With the won-dollar swap eating away at returns, South Korean LPs’ appetite for US dollar-denominated investments is waning, panellists from Korea Post, Korea Teachers’ Pension and the Construction Workers Mutual Aid Association told attendees at Infrastructure Investor’s inaugural Seoul summit.
The discount on the Korean won and US dollar swap has been so significant that it has become one of the biggest challenges for institutional investors in the country. Instead, they are finding Australian, European and UK assets to be more attractive options.
Two other issues the panellists identified as presenting challenges were communicating with foreign fund managers, who do not always commit the necessary amount of time required, as well as the lack of resources and the language barrier that makes due diligence of overseas investments difficult.

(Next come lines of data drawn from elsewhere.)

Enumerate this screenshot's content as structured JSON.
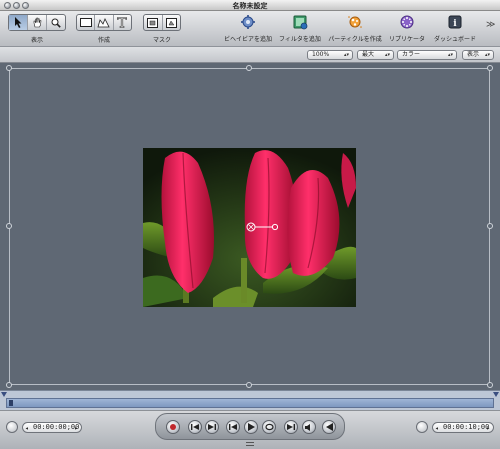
{
  "window": {
    "title": "名称未設定"
  },
  "toolbar": {
    "view_label": "表示",
    "create_label": "作成",
    "mask_label": "マスク",
    "add_behavior": "ビヘイビアを追加",
    "add_filter": "フィルタを追加",
    "make_particles": "パーティクルを作成",
    "replicate": "リプリケータ",
    "dashboard": "ダッシュボード",
    "overflow": "≫"
  },
  "optionbar": {
    "zoom": "100%",
    "resolution": "最大",
    "channels": "カラー",
    "view": "表示"
  },
  "transport": {
    "current_time": "00:00:00;00",
    "duration": "00:00:10;00"
  },
  "colors": {
    "canvas": "#5f6874",
    "accent_behavior": "#2a5db0",
    "accent_filter": "#2f8f56",
    "accent_particles": "#e08a1a",
    "accent_replicate": "#7a4fb8",
    "record": "#c0282c"
  }
}
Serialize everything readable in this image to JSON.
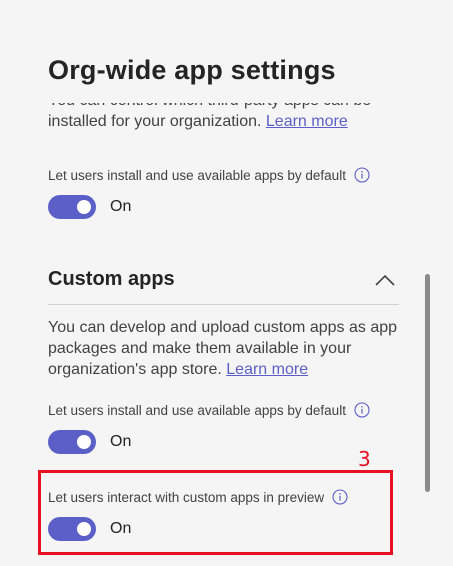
{
  "page": {
    "title": "Org-wide app settings"
  },
  "third_party": {
    "description": "You can control which third-party apps can be installed for your organization.",
    "learn_more": "Learn more",
    "setting_label": "Let users install and use available apps by default",
    "toggle_state": "On",
    "toggle_on": true
  },
  "custom_apps": {
    "heading": "Custom apps",
    "description": "You can develop and upload custom apps as app packages and make them available in your organization's app store.",
    "learn_more": "Learn more",
    "settings": [
      {
        "label": "Let users install and use available apps by default",
        "state": "On",
        "on": true
      },
      {
        "label": "Let users interact with custom apps in preview",
        "state": "On",
        "on": true
      }
    ]
  },
  "annotation": {
    "step_number": "3",
    "color": "#e81123"
  },
  "colors": {
    "accent": "#5b5fc7",
    "background": "#f5f5f5",
    "text": "#242424"
  },
  "icons": {
    "info": "info-circle-icon",
    "collapse": "chevron-up-icon"
  }
}
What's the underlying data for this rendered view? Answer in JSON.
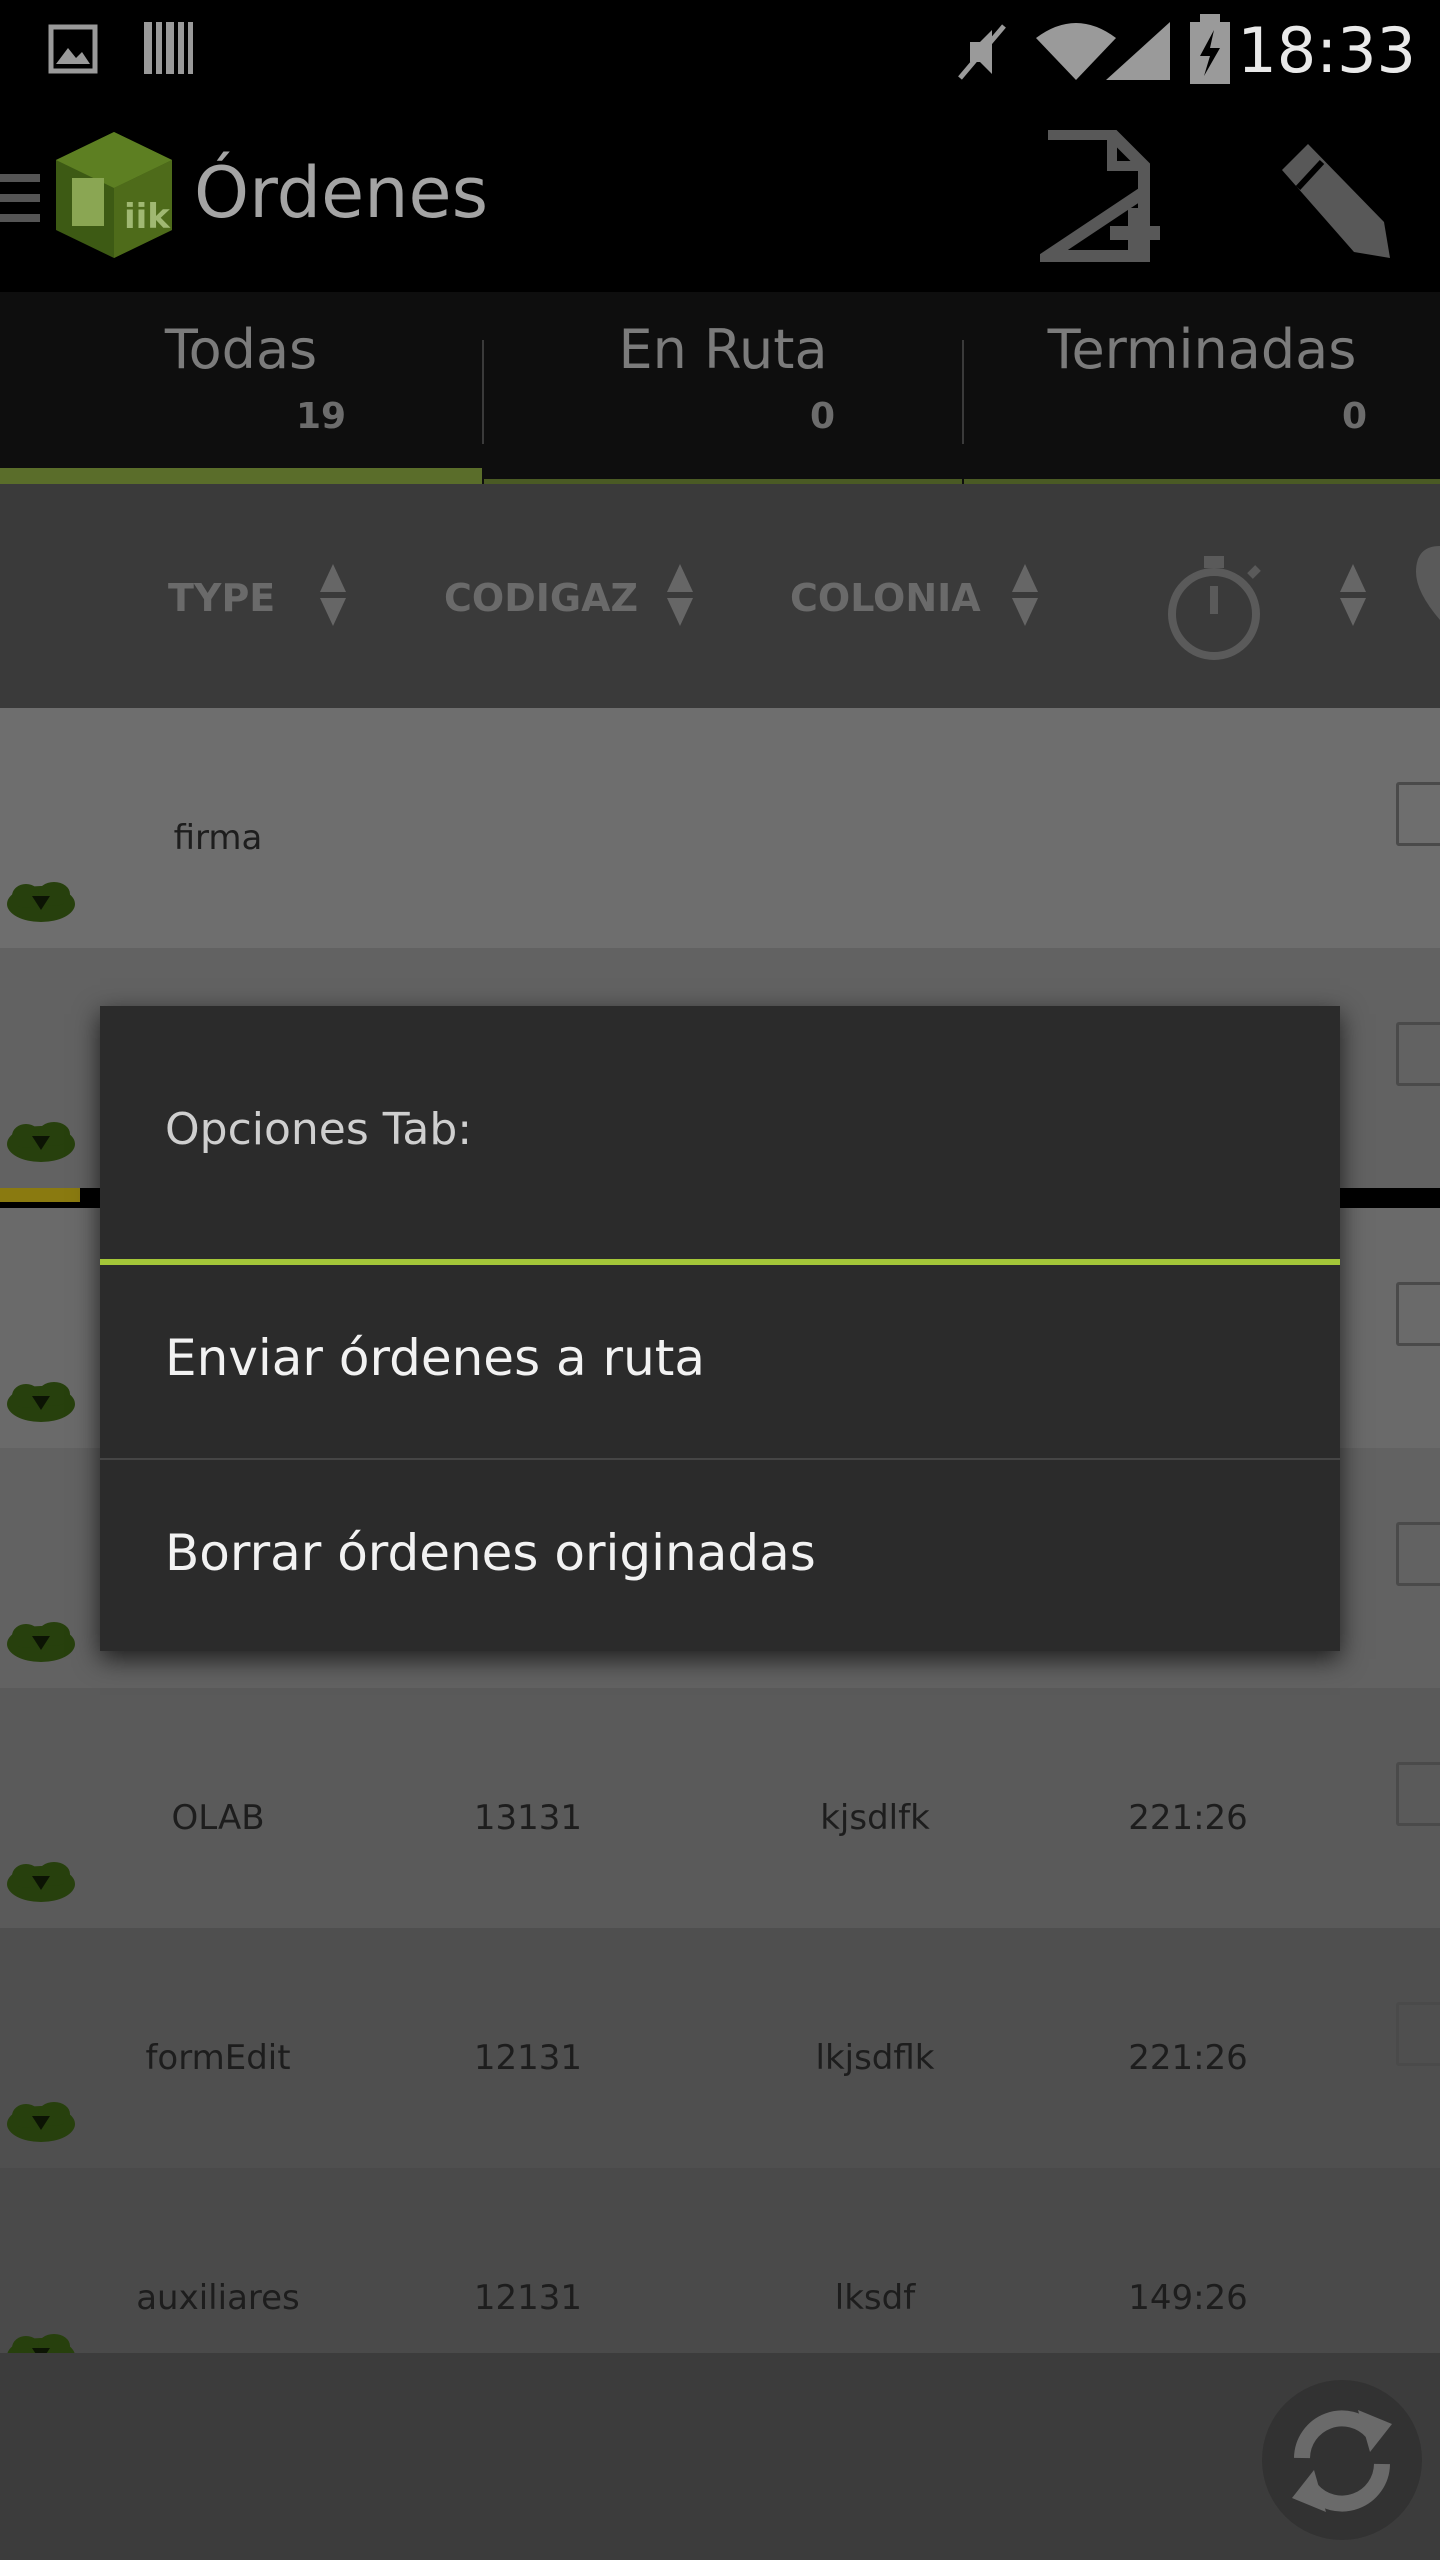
{
  "status_bar": {
    "time": "18:33"
  },
  "action_bar": {
    "title": "Órdenes",
    "new_order_icon": "new-document-icon",
    "edit_icon": "pencil-icon"
  },
  "tabs": [
    {
      "label": "Todas",
      "count": "19",
      "selected": true
    },
    {
      "label": "En Ruta",
      "count": "0",
      "selected": false
    },
    {
      "label": "Terminadas",
      "count": "0",
      "selected": false
    }
  ],
  "columns": {
    "type": "TYPE",
    "codigaz": "CODIGAZ",
    "colonia": "COLONIA"
  },
  "rows": [
    {
      "type": "firma",
      "codigaz": "",
      "colonia": "",
      "time": ""
    },
    {
      "type": "",
      "codigaz": "",
      "colonia": "",
      "time": ""
    },
    {
      "type": "",
      "codigaz": "",
      "colonia": "",
      "time": ""
    },
    {
      "type": "",
      "codigaz": "",
      "colonia": "",
      "time": ""
    },
    {
      "type": "OLAB",
      "codigaz": "13131",
      "colonia": "kjsdlfk",
      "time": "221:26"
    },
    {
      "type": "formEdit",
      "codigaz": "12131",
      "colonia": "lkjsdflk",
      "time": "221:26"
    },
    {
      "type": "auxiliares",
      "codigaz": "12131",
      "colonia": "lksdf",
      "time": "149:26"
    }
  ],
  "dialog": {
    "title": "Opciones Tab:",
    "items": [
      "Enviar órdenes a ruta",
      "Borrar órdenes originadas"
    ]
  },
  "colors": {
    "accent": "#a4c639",
    "dialog_bg": "#2b2b2b"
  }
}
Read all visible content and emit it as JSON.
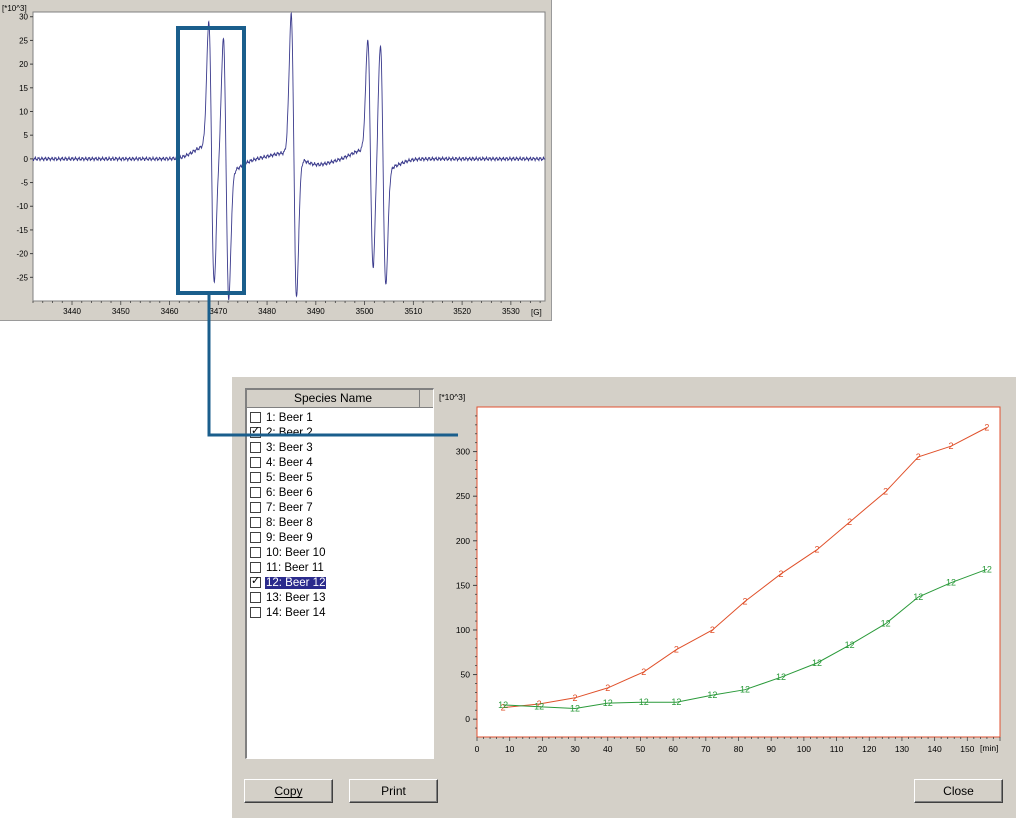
{
  "spectrum": {
    "ylabel": "[*10^3]",
    "xunit": "[G]",
    "x_ticks": [
      "3440",
      "3450",
      "3460",
      "3470",
      "3480",
      "3490",
      "3500",
      "3510",
      "3520",
      "3530"
    ],
    "y_ticks": [
      "30",
      "25",
      "20",
      "15",
      "10",
      "5",
      "0",
      "-5",
      "-10",
      "-15",
      "-20",
      "-25"
    ],
    "line_color": "#3a3a8c"
  },
  "species_list": {
    "header": "Species Name",
    "items": [
      {
        "num": "1:",
        "label": "Beer 1",
        "checked": false,
        "selected": false
      },
      {
        "num": "2:",
        "label": "Beer 2",
        "checked": true,
        "selected": false
      },
      {
        "num": "3:",
        "label": "Beer 3",
        "checked": false,
        "selected": false
      },
      {
        "num": "4:",
        "label": "Beer 4",
        "checked": false,
        "selected": false
      },
      {
        "num": "5:",
        "label": "Beer 5",
        "checked": false,
        "selected": false
      },
      {
        "num": "6:",
        "label": "Beer 6",
        "checked": false,
        "selected": false
      },
      {
        "num": "7:",
        "label": "Beer 7",
        "checked": false,
        "selected": false
      },
      {
        "num": "8:",
        "label": "Beer 8",
        "checked": false,
        "selected": false
      },
      {
        "num": "9:",
        "label": "Beer 9",
        "checked": false,
        "selected": false
      },
      {
        "num": "10:",
        "label": "Beer 10",
        "checked": false,
        "selected": false
      },
      {
        "num": "11:",
        "label": "Beer 11",
        "checked": false,
        "selected": false
      },
      {
        "num": "12:",
        "label": "Beer 12",
        "checked": true,
        "selected": true
      },
      {
        "num": "13:",
        "label": "Beer 13",
        "checked": false,
        "selected": false
      },
      {
        "num": "14:",
        "label": "Beer 14",
        "checked": false,
        "selected": false
      }
    ]
  },
  "buttons": {
    "copy": "Copy",
    "print": "Print",
    "close": "Close"
  },
  "chart_data": {
    "type": "line",
    "ylabel": "[*10^3]",
    "xlabel": "[min]",
    "xlim": [
      0,
      160
    ],
    "ylim": [
      -20,
      350
    ],
    "x_ticks": [
      "0",
      "10",
      "20",
      "30",
      "40",
      "50",
      "60",
      "70",
      "80",
      "90",
      "100",
      "110",
      "120",
      "130",
      "140",
      "150"
    ],
    "y_ticks": [
      "0",
      "50",
      "100",
      "150",
      "200",
      "250",
      "300"
    ],
    "series": [
      {
        "name": "2",
        "color": "#e0502a",
        "x": [
          8,
          19,
          30,
          40,
          51,
          61,
          72,
          82,
          93,
          104,
          114,
          125,
          135,
          145,
          156
        ],
        "y": [
          13,
          17,
          24,
          35,
          53,
          78,
          100,
          132,
          163,
          190,
          221,
          255,
          294,
          306,
          327
        ]
      },
      {
        "name": "12",
        "color": "#2a9a3a",
        "x": [
          8,
          19,
          30,
          40,
          51,
          61,
          72,
          82,
          93,
          104,
          114,
          125,
          135,
          145,
          156
        ],
        "y": [
          16,
          14,
          12,
          18,
          19,
          19,
          27,
          33,
          47,
          63,
          83,
          107,
          137,
          153,
          168
        ]
      }
    ]
  },
  "overlay": {
    "color": "#1a5e8c"
  }
}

Despite these challenges, however, the three LPs on stage said they were planning to increase their allocation to infrastructure over the next few years.
Speaking of foreign GPs and their approach to Korean investors, Jinho Lee, head of global real assets at Korea Post’s insurance arm, commented on foreign fund managers’ recent establishment of a presence in Seoul and described it as “a right move”. But he also noted that he would like to see GPs putting forth ideas they can pursue in collaboration with Korean institutional investors, instead of simply setting up shop to raise funds.
“We need to be convinced as to why we should make a certain investment,” Lee said.
Korea Post, which has a combined AUM of $120 billion across two savings pools, is looking to launch more requests for proposals for infrastructure funds this year as it focuses on building a portfolio. Currently, 5 percent of its total AUM is allocated to alternatives.
Similarly, the 3.6 trillion-won ($3.38 billion; €2.73 billion) Construction Workers Mutual Aid Association of Korea is looking to increase its allocation to alternatives – which includes infrastructure – from 15 to 20 percent. Sang Min Lee, the association’s head of alternative investment, did not provide specific figures for infrastructure, but said the portfolio is expected to reach the size of its larger real estate portfolio.
While the Construction Workers Mutual Aid Association prefers to go direct, it will also invest through funds ¬– but it likes to do so as early as possible and before first close, Lee said.
Korea Teachers Pension Fund on the other hand, focused on secondary markets last year and Jeong Young Sin, head of its overseas alternative investment team, said he expects it will continue to do so. The 19 trillion-won fund is looking to reduce its fixed-income holdings to boost its alternatives exposure, which now accounts for 16 percent of its total portfolio.